  • Added: -testrunfactory on the command line and in the ant task (Vitalyi Pamajonkov)
  • Added: TESTNG-298: parallel="classes", which allows entire classes to be run in the same thread
  • Added: @BeforeMethod can now declare Object[] as a parameter, which will be filled by the parameters of the test method
  • Added: IAnnotationTransformer2
  • Added: @Test(invocationTimeOut), which lets you set a time out for the total time taken by invocationCount
  • Added: IInvokedMethodListener
  • Added: -testjar supports jar file with no testng.xml file
  • Fixed: IInvokedMethodListener wasn’t properly recognized from the command line (Leonardo Rafaeli)
  • Fixed: TESTNG-309 Illegal default value for attribute in DTD file
  • Fixed: TESTNG-192: JUnit XML output includes wrong tests (Aleksandar Borojevic)
  • Fixed: Set a generated suite to default to non-parallel (Mark Derricutt)
  • Fixed: -testJar command line parsing bug
  • Fixed: testng-failed.xml didn’t include the listeners
  • Fixed: annotation transformers were not run when specified in testng.xml
  • Fixed: TESTNG-192: JUnit XML output includes wrong tests (Borojevic)
  • Fixed: @Parameters was not working correctly on @BeforeMethods with @DataProvider used on @Test methods
  • Fixed: testng-failed.xml was sometimes incorrectly generated (Borojevic)
  • Fixed: TESTNG-228: Assert.assertEqualsNoOrder
  • Fixed: TESTNG-229: Assert.assertEquals does not behave properly when arguments are sets
  • Fixed: TESTNG-36: assertEquals(Collection actual, Collection expected, String message) may have bug
  • Fixed: TESTNG-296: Malformed jar URLs breaking -testJar
  • Fixed: TESTNG-297: TestNG seemingly never stops running while building failed test suite (Gregg Yost)
  • Fixed: TESTNG-285: @Test(sequential=true) works incorrectly for classes with inheritance
  • Fixed: TESTNG-254: XmlSuite toXML() ignores listeners
  • Fixed: TESTNG-276: Thread safety problem in Reporter class
  • Fixed: TESTNG-277: Make Reporter.getCurrentTestResult() public
  • Fixed: Potential NPE in XmlTest#getVerbose (Ryan Morgan)
  • Fixed: EmailableReporter only displayed the first group for each test method
  • Fixed: time-outs were not working in <test> and <suite>
  • Fixed: @BeforeTest failing in a base class would not cause subsequent test methods to be skipped
  • Fixed: TESTNG-195: @AfterMethod has no way of knowing if the current test failed
  • Fixed: TESTNG-249: Overridden test methods were shadowing each other if specified with <include>
  • Fixed: DataProviders from @Factory-created tests were all invoked from the same instance
  • Fixed: enabled was not working on configuration methods
  • Fixed: IIinvokedMethodListener was not correctly added in TestNG
  • Fixed: NPE in XmlSuite#toXml
  • Fixed: TESTNG-231: NullPointerException thrown converting a suite to XML (Mark)

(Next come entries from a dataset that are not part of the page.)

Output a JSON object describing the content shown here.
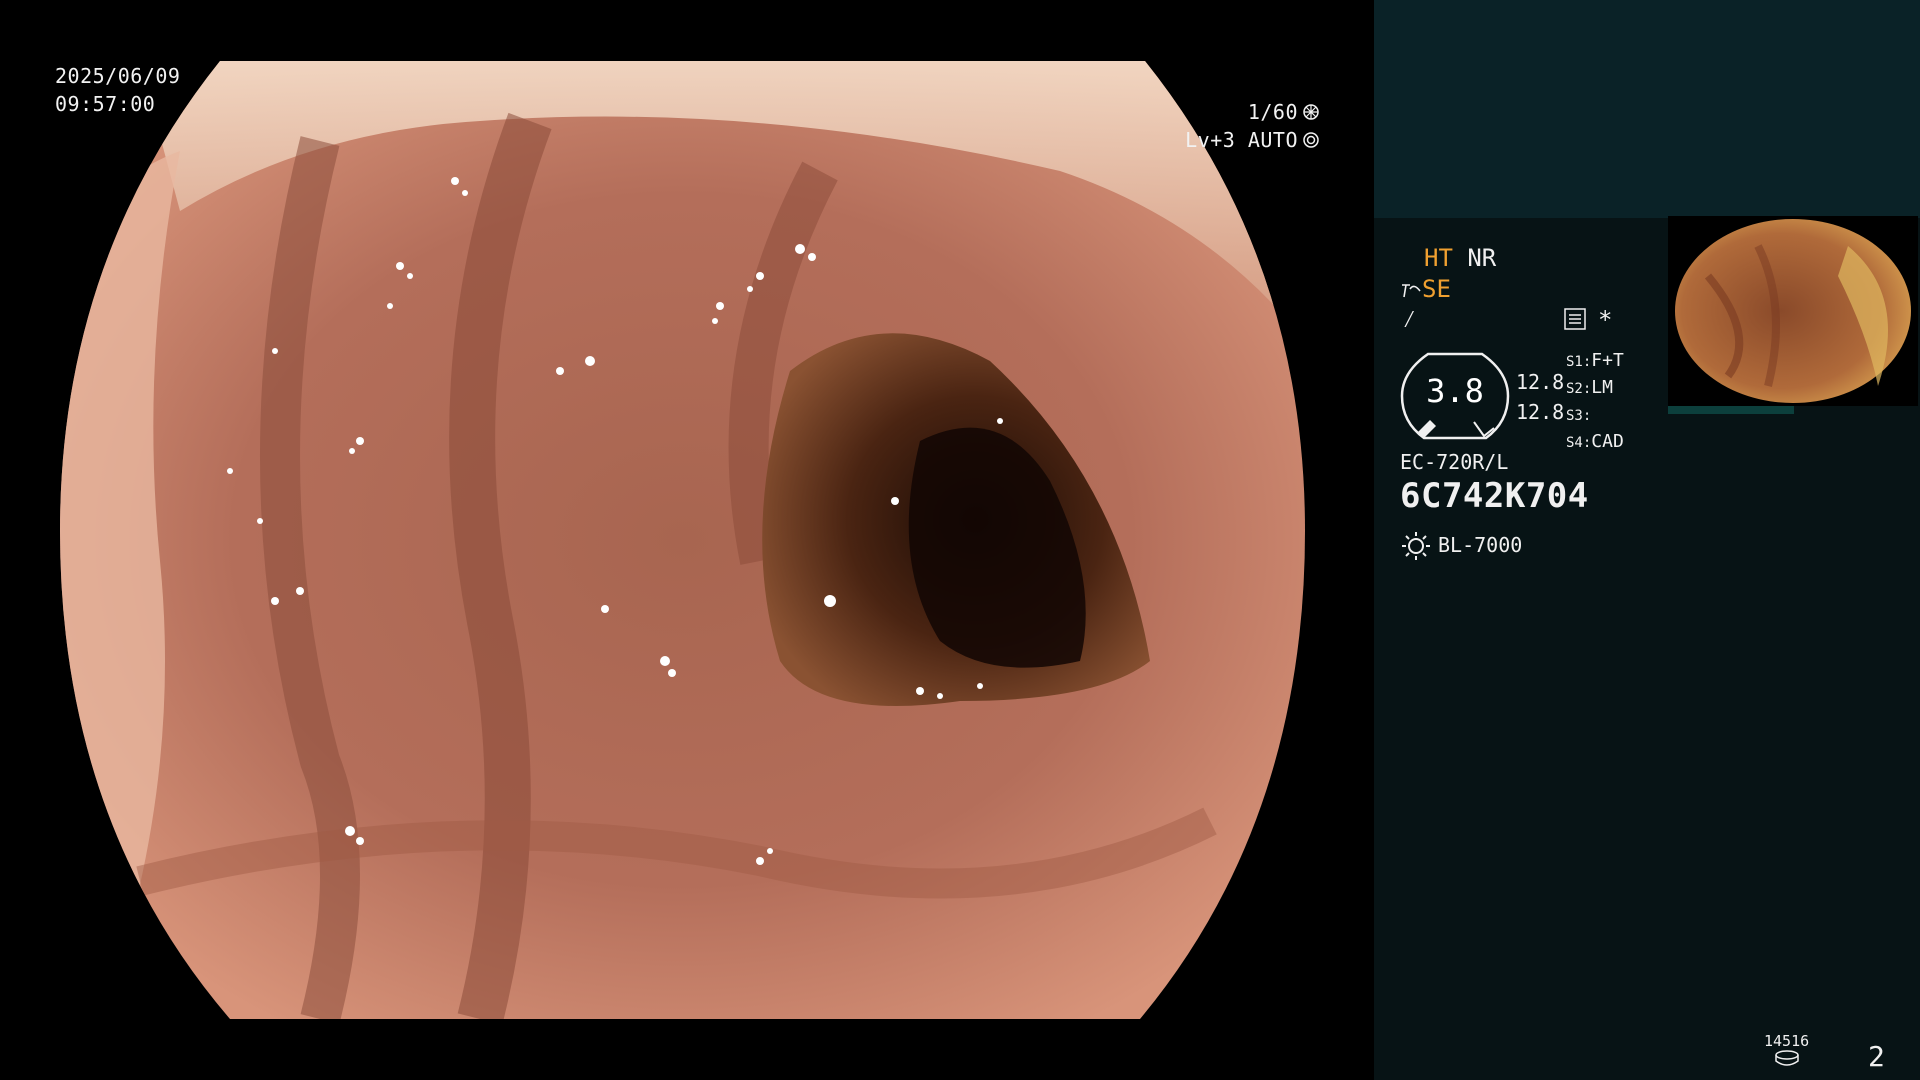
{
  "overlay": {
    "date": "2025/06/09",
    "time": "09:57:00",
    "shutter": "1/60",
    "level": "Lv+3 AUTO"
  },
  "modes": {
    "ht": "HT",
    "nr": "NR",
    "se": "SE",
    "f_symbol": "⁄"
  },
  "gauge": {
    "value": "3.8",
    "val_a": "12.8",
    "val_b": "12.8"
  },
  "switches": [
    {
      "label": "S1:",
      "value": "F+T"
    },
    {
      "label": "S2:",
      "value": "LM"
    },
    {
      "label": "S3:",
      "value": ""
    },
    {
      "label": "S4:",
      "value": "CAD"
    }
  ],
  "scope": {
    "model": "EC-720R/L",
    "serial": "6C742K704"
  },
  "light_source": "BL-7000",
  "star": "*",
  "frame_count": "14516",
  "page_number": "2",
  "colors": {
    "accent_orange": "#f0a030",
    "panel_top": "#0a2227",
    "panel": "#071315"
  }
}
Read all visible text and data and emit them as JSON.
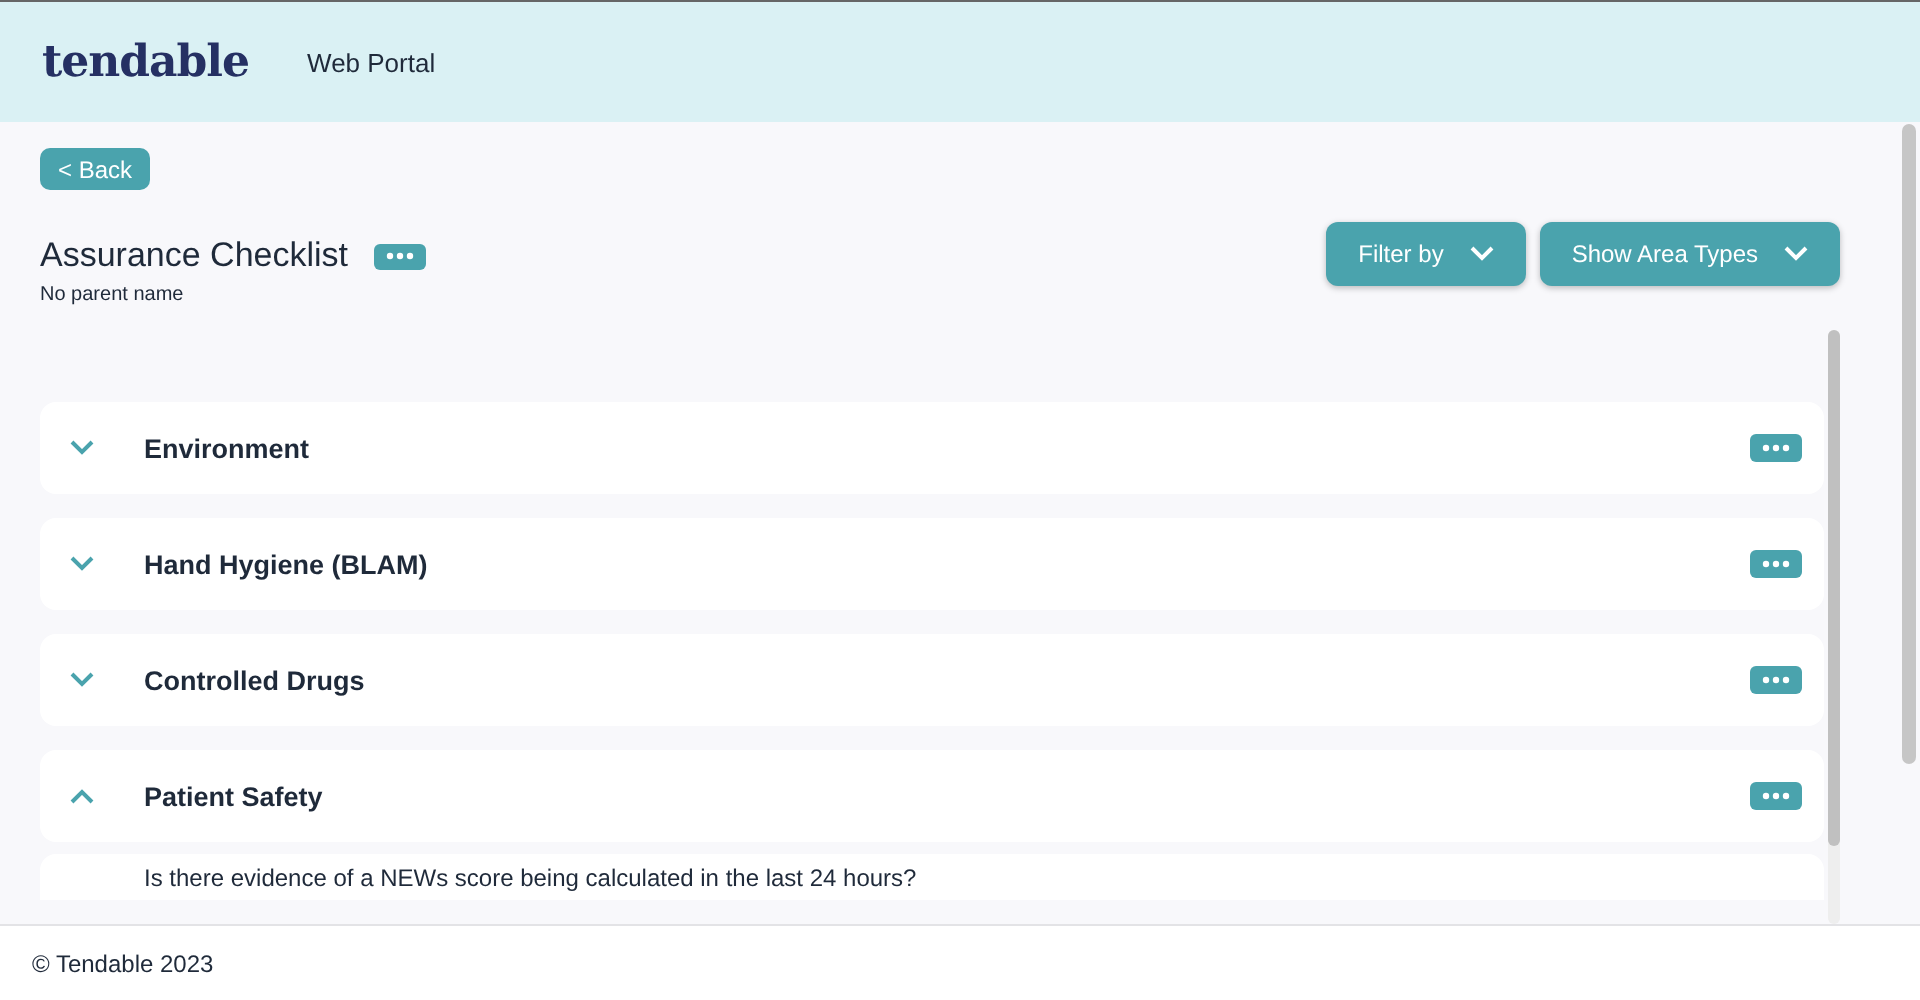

You can’t ignore the types

The thread called “Getting Dynamic Productivity in a Static Language” on Artima has generated a lot of very interesting comments.

In particular, the following statement made me react:

So that was the history, and so I was asking him what it was that made him feel so productive in Smalltalk, and one of the things he said is he didn’t have to waste time thinking about types.

This is a fundamental mistake that a lot of dynamic enthusiasts (short for “dynamically typed language enthusiasts”) keep making over and over.

The fact is: you always have to think about types when you write code, period.

Dynamic enthusiasts are convinced that they can ignore this aspect of development altogether, but it always comes back to bite you, either when

  • you write tests for your code
  • you try to refactor it
  • somebody else needs to modify it
  • or simply when someone needs to use your code

Eventually, you look at an object and you have to figure out what methods or messages it responds to, and I find that this problem is much easier to solve when the answer is in the source code in a form that can be enforced by the compiler.

If you are interested in this topic, read the entire thread, it’s worth it.